"I had them in college, in my career in New York, in grad school in Detroit," he said. "I had them over and over again, and somebody was always there to support me and to guide me and to assure me my dreams would not be squandered if I put the work ethic in place to attain them."
The Lackawanna native -- who has won Obie and Tony awards -- will share his inspirational message Monday morning with students at the Buffalo Academy for Visual and Performing Arts. His talk will be simulcast to students at Bennett High School, Frank A. Sedita Academy and Waterfront Elementary School.
"I speak from the heart," Santiago-Hudson said. "I don't come with boring documentation and flipping pages. Anything you want to achieve is possible. Any dream you have is attainable."
As part of the "Success Looks Like Me" initiative, Santiago-Hudson also will appear at a fundraiser Monday evening at 6 at the WNED Buffalo-Toronto studios on Lower Terrace.
Santiago-Hudson is a homegrown example of achievement, which is precisely why a group of local civic leaders is sponsoring his visit.
Cultures of Giving Legacy Initiative, established in 2008 at the Community Foundation for Greater Buffalo, sponsors initiatives to aid disadvantaged youth. The mission statement is "to endow the future of our youth by giving them access to people, places and experiences," according Jennifer Parker, president of the Black Capital Network.

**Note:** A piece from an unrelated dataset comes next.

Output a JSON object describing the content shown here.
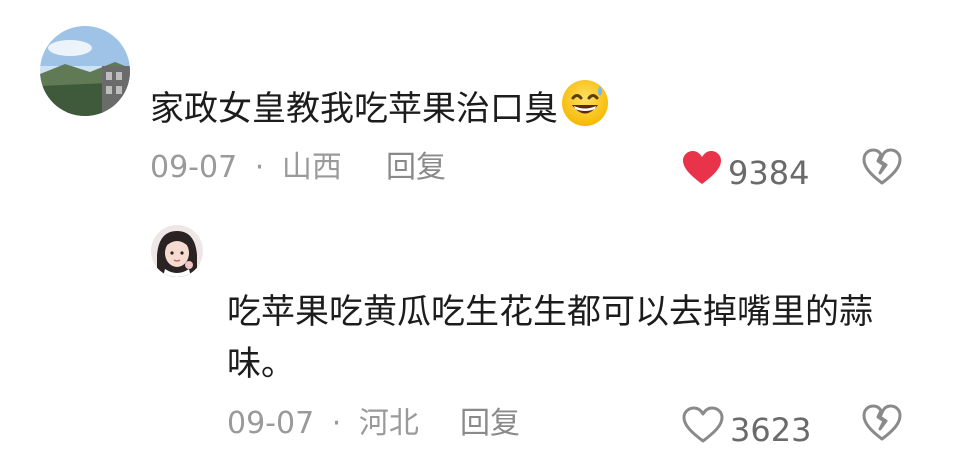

Two years ago, the group brought soprano Angela Brown to Kleinhans Music Hall. This year, Santiago-Hudson will offer the wisdom of a native son. After graduating from Lackawanna High School, he attended the University at Binghamton and earned his MFA from Wayne State University.
He got his big break when he was cast as Buddy Bolden in the musical "Jelly's Last Jam," starring Gregory Hines. He has appeared on Broadway and recently had a recurring role on ABC's "Castle" and wrote and starred in HBO's "Lackawanna Blues."

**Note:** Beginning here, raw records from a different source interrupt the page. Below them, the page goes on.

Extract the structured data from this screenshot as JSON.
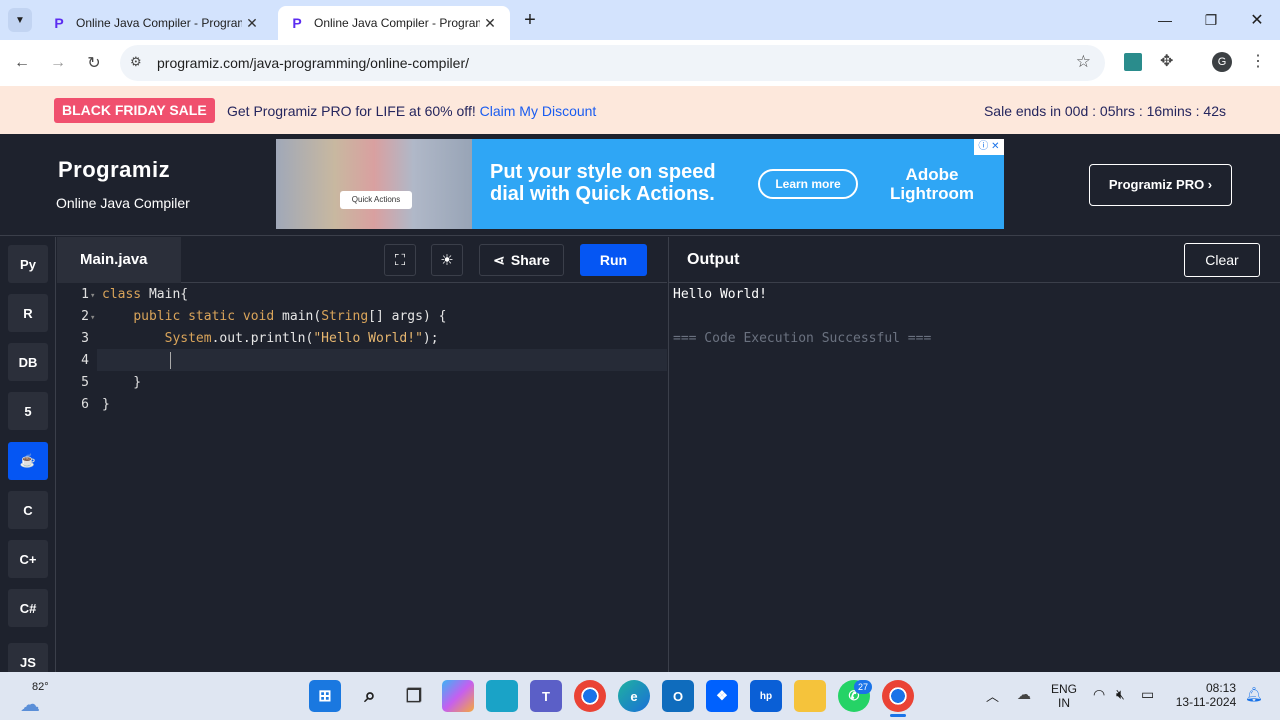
{
  "browser": {
    "tabs": [
      {
        "title": "Online Java Compiler - Program"
      },
      {
        "title": "Online Java Compiler - Program"
      }
    ],
    "url": "programiz.com/java-programming/online-compiler/",
    "profile_initial": "G"
  },
  "promo": {
    "badge": "BLACK FRIDAY SALE",
    "text": "Get Programiz PRO for LIFE at 60% off!",
    "link": "Claim My Discount",
    "timer": "Sale ends in 00d : 05hrs : 16mins : 42s"
  },
  "header": {
    "logo": "Programiz",
    "subtitle": "Online Java Compiler",
    "pro_button": "Programiz PRO ›"
  },
  "ad": {
    "headline": "Put your style on speed dial with Quick Actions.",
    "cta": "Learn more",
    "brand": "Adobe Lightroom",
    "chip": "Quick Actions"
  },
  "languages": [
    {
      "icon": "python-icon",
      "label": "Py"
    },
    {
      "icon": "r-icon",
      "label": "R"
    },
    {
      "icon": "sql-icon",
      "label": "DB"
    },
    {
      "icon": "html5-icon",
      "label": "5"
    },
    {
      "icon": "java-icon",
      "label": "☕"
    },
    {
      "icon": "c-icon",
      "label": "C"
    },
    {
      "icon": "cpp-icon",
      "label": "C+"
    },
    {
      "icon": "csharp-icon",
      "label": "C#"
    },
    {
      "icon": "js-icon",
      "label": "JS"
    }
  ],
  "editor": {
    "filename": "Main.java",
    "share_label": "Share",
    "run_label": "Run",
    "line_numbers": [
      "1",
      "2",
      "3",
      "4",
      "5",
      "6"
    ]
  },
  "output": {
    "title": "Output",
    "clear_label": "Clear",
    "line1": "Hello World!",
    "line2": "=== Code Execution Successful ==="
  },
  "taskbar": {
    "weather": "82°",
    "whatsapp_badge": "27",
    "lang_top": "ENG",
    "lang_bottom": "IN",
    "time": "08:13",
    "date": "13-11-2024"
  }
}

Santiago-Hudson said he was constantly challenged by the misconceptions people have of young African-American children while growing up.

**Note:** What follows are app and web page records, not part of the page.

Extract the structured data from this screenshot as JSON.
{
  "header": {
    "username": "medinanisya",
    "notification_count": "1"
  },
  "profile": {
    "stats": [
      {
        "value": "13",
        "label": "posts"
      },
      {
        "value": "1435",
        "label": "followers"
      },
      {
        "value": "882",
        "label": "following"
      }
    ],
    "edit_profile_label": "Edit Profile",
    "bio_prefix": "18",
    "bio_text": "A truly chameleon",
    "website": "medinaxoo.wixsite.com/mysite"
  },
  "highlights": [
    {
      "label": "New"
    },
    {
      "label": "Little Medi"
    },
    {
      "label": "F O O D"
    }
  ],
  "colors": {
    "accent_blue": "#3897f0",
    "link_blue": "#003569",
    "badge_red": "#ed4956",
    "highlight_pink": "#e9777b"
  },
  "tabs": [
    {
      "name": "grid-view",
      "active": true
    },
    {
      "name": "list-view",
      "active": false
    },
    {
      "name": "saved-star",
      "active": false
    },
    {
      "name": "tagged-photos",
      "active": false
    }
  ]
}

"I always and continually had to prove myself," he said over the phone from Manhattan. "I had to prove I could do Shakespeare. I had to prove that I was intelligent, that I could act. I had to prove that I wasn't a robber, thief or killer. I had to prove I wasn't selling dope."
Today Santiago-Hudson said he is still proving himself.
"I have a Tony award, and I have to audition for little bitty roles, but that's part of this business and I accept it," he said. "If I do Shakespeare, that first five minutes of the play when I hit the stage everybody is leaning forward to see if I can do it and immediately they start leaning back. Most of the people who know who I am just sit back and cross their legs."
Samantha Doman, 17, who is Native American, will graduate from Hutchinson Central Technical High School in June with a major in computer science. Last year, she was one of 10 Buffalo students to visit Washington, D.C., on a civic engagement program sponsored by CGLI. Next fall, Doman starts at Rochester Institute of Technology.
"It turned my whole attitude around," Doman said.
"Close-Up Washington D.C." brings together hundreds of children from across the country who meet face to face with elected officials and civic leaders, said Parker CGLI.
For tickets to the gala reception and program featuring Ruben Santiago-Hudson, contact the Community Foundation (852-2857).